"How the candidates' tax proposals highlight different economic priorities" PBS NewsHour 8/11/2016
The ultimate Flim-Flam Man ("Master of Back-Stabbing, Cork-Screwing, and Dirty-Dealing") vs Hillery.
SUMMARY: Hillary Clinton and Donald Trump both spoke about their intended tax policies this week. On Monday, Trump proposed tax cuts for all, while on Thursday, Clinton pledged to increase taxes on the wealthy and use that money for the middle and lower classes. Judy Woodruff speaks with Neil Irwin of the The New York Times and David Wessel of the Brookings Institution for analysis of both plans.
JUDY WOODRUFF (NewsHour): Few things are certain in life, and this year's presidential campaign has certainly defied tradition. But when it comes to taxes, it's become clear there are pretty big differences between the two major party candidates.
Lisa Desjardins reports. It's part of our ongoing look at issues shaping this election.
LISA DESJARDINS (NewsHour): Taxes, among the most powerful of government policies, affecting how we live and work every day. This week starts the first head-to-head policy speeches between Hillary Clinton and Donald Trump, starting with Trump Monday.
DONALD TRUMP (R), Presidential Nominee: I am proposing an across-the-board income tax reduction, especially for middle-income Americans.
LISA DESJARDINS: Trump's plan? He would simplify the tax system to just three smaller rates and fewer deductions. His top Rate would be 33 percent vs. the current 39.6 percent. We don't yet know who would see which rates.
He's more specific on the estate tax. That's the tax on inheritances over $5.4 million. Trump would eliminate that tax altogether, a big benefit for (big) farmers and wealthy families. Republicans say it is fair and positive.
Hillary Clinton, in her economic speech in Michigan today, could not have disagreed more.
HILLARY CLINTON (D), Presidential Nominee: Multimillionaires shouldn't be able to pay a lower tax rate than their secretaries.
LISA DESJARDINS: Clinton would charge a minimum 30 percent tax on incomes over a million dollars, and she'd raise the total tax rate to 43.6 percent for those making over $5 million. Clinton wouldn't change rates for the lower or middle classes.
Clinton charges that Trump's tax plan is a giveaway to the wealthy, especially one big change.
HILLARY CLINTON: In his speech on Monday, he called for a new tax loophole — let's call it the Trump loophole — because it would allow him to pay less than half the current tax rate on income from many of his companies.
LISA DESJARDINS: Clinton is talking about something complicated, but important, called pass-through income. Here's how it works.

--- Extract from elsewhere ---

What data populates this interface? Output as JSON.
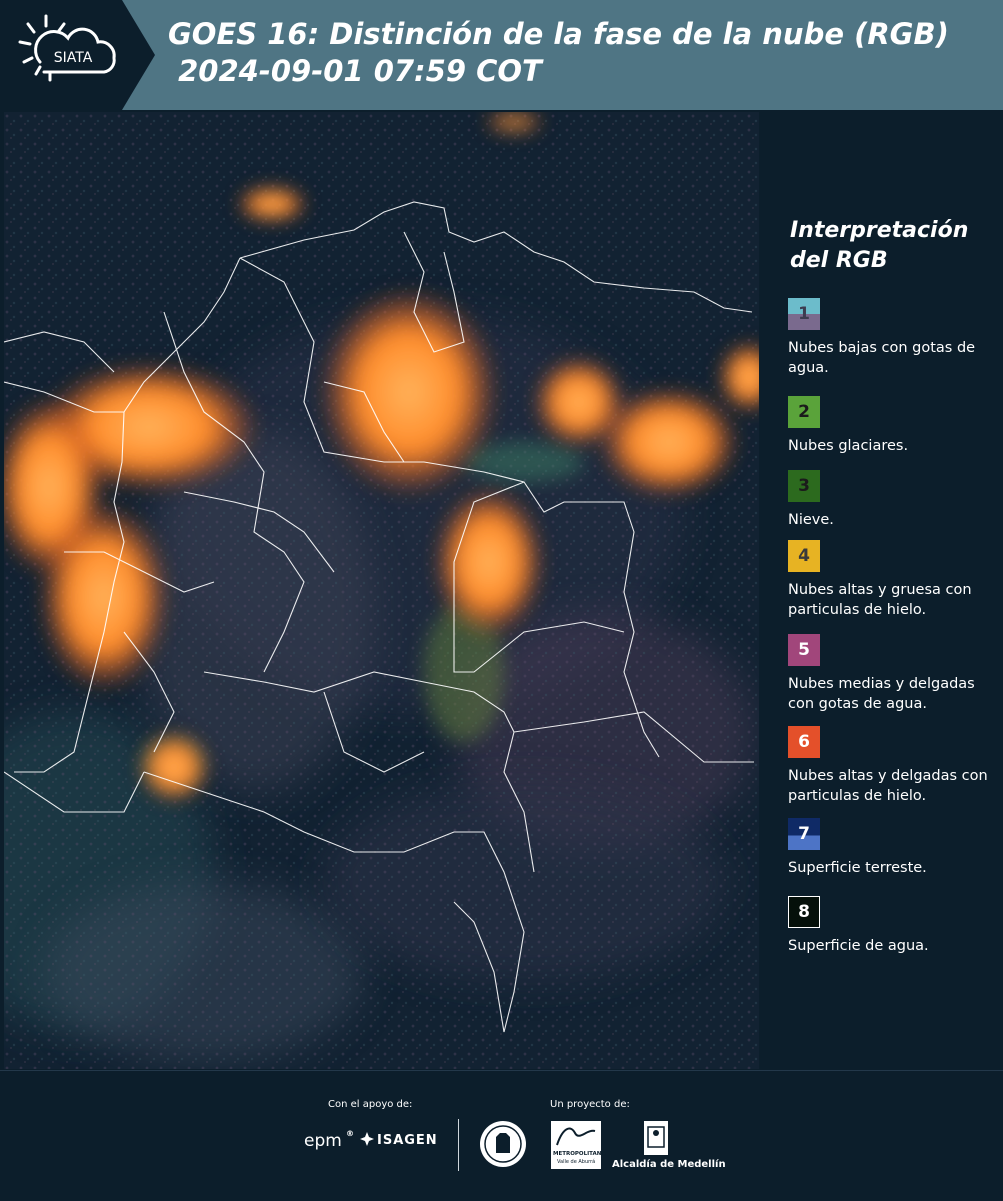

Classically, a business pays a 35 percent rate on taxable incomes. But some businesses, where the owner or family is the business — think about attorneys with their own firms, for example — can pay using what's called a pass-through. In that case, the business doesn't pay a corporate tax. Instead, the company pays the owner and the owner pays an individual income tax of up to 39.6 percent.
This exists so the owner isn't taxed twice, as a business and individual. Donald Trump's plan would cut all corporate taxes to 15 percent. And he would set a new 15 percent rate for these pass-through incomes, a huge cut that could apply to his own businesses. He responds that Clinton and Democrats overtax companies.
JUDY WOODRUFF: Neil, what about changes in the estate tax? This is the tax people are charged when they die. They pass on everything they have to their children and there’s a tax associated with that. How do Clinton and Trump deal with that?
NEIL IRWIN: Well, with Trump, it’s simple. He wants to get rid of it entirely.
And one thing to remember, right now, the cutoff there for a married couple, it’s $10.9 million, meaning you have to be a multimillionaire when a person dies to face that tax at all. He still wants to get rid of it.
Hillary Clinton wants to go the other direction, reduce those exemptions down to $7 million for a married couple. So it would affect more people than it does now if Hillary Clinton got her way.
JUDY WOODRUFF: And, again, what would the effect be on revenue, David?
DAVID WESSEL: Well, we don’t get a lot of revenue from the estate tax.
We know the direction. But I think what Neil says is really important. So, of every 1,000 people who die in a given year, only two of them face the estate tax. So, it affects only the very rich. It’s almost more of a talking point than it is a real tax policy.